Christmas morning 1988 wasn’t the Christmas I’d laid in bed awake envisioning with anticipation the night before. Mid-morning Mac ran into Gaga’s kitchen with tears streaming down his face and his hand holding the back of his head. The next thing I knew, my parents swiftly loaded him into the car with blood soaked towels pressed up against an inches-long deep wound, and Mac's tears transformed into wails and screams. He and my cousin had been jumping on the couch and Mac fell backward landing perfectly on the sharp rim of the coffee table, cutting his head open. As I watched the car drive away from the large living room window, I instantly was sick to my stomach. The blood didn't make me queasy, but both the knowledge of my brother in pain and the unknown of what he was going through without me being there, put my stomach in all sorts of knotted contortions. For hours until he returned I laid on the bathroom floor next to the toilet. It was a memorable Christmas, of sorts.
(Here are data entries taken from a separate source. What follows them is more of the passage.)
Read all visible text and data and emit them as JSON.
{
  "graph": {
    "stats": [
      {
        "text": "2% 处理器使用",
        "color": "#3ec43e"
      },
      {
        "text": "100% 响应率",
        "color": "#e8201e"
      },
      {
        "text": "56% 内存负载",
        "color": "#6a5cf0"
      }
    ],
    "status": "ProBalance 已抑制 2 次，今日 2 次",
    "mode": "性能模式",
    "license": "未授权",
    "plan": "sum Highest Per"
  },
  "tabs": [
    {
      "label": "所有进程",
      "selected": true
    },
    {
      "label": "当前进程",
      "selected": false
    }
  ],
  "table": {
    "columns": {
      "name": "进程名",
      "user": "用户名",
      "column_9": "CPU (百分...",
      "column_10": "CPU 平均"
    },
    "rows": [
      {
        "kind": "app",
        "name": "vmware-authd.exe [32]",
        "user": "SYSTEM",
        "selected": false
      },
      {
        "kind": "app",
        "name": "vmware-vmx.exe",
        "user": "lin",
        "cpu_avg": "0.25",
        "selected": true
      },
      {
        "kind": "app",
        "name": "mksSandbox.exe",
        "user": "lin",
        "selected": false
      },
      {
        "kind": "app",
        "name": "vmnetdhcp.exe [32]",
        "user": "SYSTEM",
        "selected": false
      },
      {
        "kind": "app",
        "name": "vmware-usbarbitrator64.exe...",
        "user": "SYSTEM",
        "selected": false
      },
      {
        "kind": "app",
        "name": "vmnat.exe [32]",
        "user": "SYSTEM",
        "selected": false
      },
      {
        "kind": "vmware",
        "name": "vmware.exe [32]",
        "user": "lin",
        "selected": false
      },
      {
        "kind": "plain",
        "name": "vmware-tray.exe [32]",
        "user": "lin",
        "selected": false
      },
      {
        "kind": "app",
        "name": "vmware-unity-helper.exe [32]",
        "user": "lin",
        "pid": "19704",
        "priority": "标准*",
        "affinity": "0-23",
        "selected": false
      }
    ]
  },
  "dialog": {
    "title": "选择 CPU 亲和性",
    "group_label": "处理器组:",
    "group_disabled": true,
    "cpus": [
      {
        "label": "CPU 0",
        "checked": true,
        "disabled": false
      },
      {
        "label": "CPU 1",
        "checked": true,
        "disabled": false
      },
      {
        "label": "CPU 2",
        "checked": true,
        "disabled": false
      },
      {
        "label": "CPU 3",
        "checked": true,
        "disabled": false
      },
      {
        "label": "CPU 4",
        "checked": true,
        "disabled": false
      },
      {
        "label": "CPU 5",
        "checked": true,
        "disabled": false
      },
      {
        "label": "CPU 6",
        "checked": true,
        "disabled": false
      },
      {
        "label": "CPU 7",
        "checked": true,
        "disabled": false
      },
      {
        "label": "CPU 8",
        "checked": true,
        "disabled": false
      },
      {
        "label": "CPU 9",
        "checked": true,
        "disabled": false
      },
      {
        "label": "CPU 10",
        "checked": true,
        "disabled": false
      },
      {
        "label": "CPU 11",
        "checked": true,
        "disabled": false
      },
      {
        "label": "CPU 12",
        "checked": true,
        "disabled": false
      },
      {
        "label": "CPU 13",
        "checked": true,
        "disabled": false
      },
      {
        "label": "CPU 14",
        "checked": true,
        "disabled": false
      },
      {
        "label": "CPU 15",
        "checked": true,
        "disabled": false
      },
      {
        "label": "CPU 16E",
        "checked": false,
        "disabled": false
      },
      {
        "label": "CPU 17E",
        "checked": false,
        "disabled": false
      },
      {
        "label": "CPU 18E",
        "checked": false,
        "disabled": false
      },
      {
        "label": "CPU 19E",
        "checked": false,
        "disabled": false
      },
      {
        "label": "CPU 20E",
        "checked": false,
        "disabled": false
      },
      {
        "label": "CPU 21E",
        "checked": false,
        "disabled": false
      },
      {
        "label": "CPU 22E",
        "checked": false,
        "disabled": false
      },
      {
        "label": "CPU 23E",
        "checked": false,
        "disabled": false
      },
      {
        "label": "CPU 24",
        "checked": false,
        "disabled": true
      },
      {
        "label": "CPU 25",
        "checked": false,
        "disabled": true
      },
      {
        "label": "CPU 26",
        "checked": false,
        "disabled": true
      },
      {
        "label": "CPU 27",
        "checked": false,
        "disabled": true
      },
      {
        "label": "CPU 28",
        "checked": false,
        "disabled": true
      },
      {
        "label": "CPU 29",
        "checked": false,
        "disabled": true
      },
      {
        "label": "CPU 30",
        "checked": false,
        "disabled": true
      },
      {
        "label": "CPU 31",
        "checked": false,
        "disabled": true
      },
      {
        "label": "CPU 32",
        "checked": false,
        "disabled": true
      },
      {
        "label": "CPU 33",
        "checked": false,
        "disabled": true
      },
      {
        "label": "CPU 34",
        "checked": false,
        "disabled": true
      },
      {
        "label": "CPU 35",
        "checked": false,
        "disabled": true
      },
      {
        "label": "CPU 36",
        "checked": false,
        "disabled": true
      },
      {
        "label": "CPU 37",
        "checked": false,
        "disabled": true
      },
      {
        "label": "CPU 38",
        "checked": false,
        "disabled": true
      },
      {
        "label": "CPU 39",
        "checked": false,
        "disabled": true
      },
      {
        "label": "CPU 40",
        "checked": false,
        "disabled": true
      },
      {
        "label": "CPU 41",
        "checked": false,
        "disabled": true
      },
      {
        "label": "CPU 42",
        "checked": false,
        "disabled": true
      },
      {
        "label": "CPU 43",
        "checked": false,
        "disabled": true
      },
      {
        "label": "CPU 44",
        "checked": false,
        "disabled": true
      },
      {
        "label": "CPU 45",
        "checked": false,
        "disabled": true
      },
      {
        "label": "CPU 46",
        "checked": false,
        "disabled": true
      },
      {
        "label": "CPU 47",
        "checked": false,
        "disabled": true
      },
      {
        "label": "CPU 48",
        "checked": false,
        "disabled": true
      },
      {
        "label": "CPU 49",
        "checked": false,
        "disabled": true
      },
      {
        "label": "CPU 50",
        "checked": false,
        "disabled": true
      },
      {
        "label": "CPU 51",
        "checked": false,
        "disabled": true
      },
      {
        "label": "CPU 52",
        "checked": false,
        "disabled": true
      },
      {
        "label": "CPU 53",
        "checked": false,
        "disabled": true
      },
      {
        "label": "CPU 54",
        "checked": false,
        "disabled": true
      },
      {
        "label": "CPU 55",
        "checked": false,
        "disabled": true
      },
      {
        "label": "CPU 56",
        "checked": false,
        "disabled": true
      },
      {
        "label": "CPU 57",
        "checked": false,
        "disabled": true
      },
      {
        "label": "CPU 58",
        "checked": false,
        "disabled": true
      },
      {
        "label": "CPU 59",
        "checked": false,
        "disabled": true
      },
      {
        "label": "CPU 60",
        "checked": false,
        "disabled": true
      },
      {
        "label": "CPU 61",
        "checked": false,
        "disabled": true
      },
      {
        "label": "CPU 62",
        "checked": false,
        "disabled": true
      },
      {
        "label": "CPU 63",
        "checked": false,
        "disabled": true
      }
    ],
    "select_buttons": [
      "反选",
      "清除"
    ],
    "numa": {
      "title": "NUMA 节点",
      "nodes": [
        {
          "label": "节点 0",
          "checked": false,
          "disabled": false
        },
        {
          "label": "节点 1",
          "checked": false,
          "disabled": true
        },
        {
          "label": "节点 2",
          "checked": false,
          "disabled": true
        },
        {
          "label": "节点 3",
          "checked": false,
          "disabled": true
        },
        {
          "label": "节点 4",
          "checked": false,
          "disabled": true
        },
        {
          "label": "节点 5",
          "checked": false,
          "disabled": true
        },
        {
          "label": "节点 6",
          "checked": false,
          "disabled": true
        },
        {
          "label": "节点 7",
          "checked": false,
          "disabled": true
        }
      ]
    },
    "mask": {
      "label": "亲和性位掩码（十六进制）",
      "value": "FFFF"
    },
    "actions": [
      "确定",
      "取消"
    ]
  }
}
Since then, I have on occasion felt that same bundle of nerves twist around in my stomach because of something Mac was going through. It usually strikes when I'm not with him but want to ever-so-badly be there. While wanting to be there to calm or help him, oddly,the reverse happens: he calms me.
So on Easter night, although so excited I could hardly stand it, I found myself once again knotted and twisted.
My brother was getting ready to see his babies.
And I so badly wanted to be there. To celebrate. To share in the moment. To cheer him on. And to be calmed. The nervous excitement of waiting on pins and needles while Julie delivered those precious babies she's carried for nine months was making my insides bounce and twist. (I recognize I have no legs to stand on talking about my insides as I’m writing about a birth <grin>!) Even after Mac texted with the announcement of their healthy births, I was awake most of the night awaiting more news and pictures.
We are ever so grateful these little ones remained tucked in the center of Julie held by God's hands for as long as they did. Together they totaled over 13 pounds and they didn't have to go into the NICU! Julie should be awarded something great in my book.
I am a doubly blessed aunt that I get to introduce Wynn Law and Mays "Maysie" DeLaddy!
This man, one of my best friends, is a daddy.
My parents flew up to meet their new grandbabies a few days later. I know I have nearly tipped over the edge to obnoxiousness for how much I text Mac asking for news and pictures. He might very well say I’ve already arrived. I have no shame.
Popsie and Mees in heaven.
At two and a half weeks. Pure bundles of love!
I foresee hours of make-believe time playing house, school, airports and restaurants for these two. Secrets between just the two of them that will drive their parents bonkers. Times of rubbing each other the wrong way because they know just the right thing to do and say to get under each other’s skin. I foresee lots of laughter and teasing. One asking the other…pleading with the other…to include them in hang-out times with friends. Tickle times that get out of control because Wynn didn’t know his own strength. At least a couple of times when Maysie wins an Indian-leg wrestling match that she can hold over his head for years to come. I foresee looks across the room that acknowledge how the other is feeling. Wynn coming to Maysie’s defense. Maysie coming to Wynn’s defense. Wynn cheering for Maysie. Maysie cheering for Wynn. Wynn rolling his eyes at Maysie because she’s exhausted her word count for the day, and especially because it was laced with so much emotional and relational info it makes his head want to explode. But he’ll have the patience to listen. And Maysie will be the utmost protector of Wynn, a living guard between girls and her brother. They’ll share a bond of memory and family unlike that of any other. There will be moments of sheer adoration and sheer annoyance. Moments of affection powerful enough to make them feel like they will burst. And from time to time, there will be an anxiously-wrought stomach on behalf of the other, wanting to rush to the other’s side to help, support, to simply be in the other’s presence.
All because of love.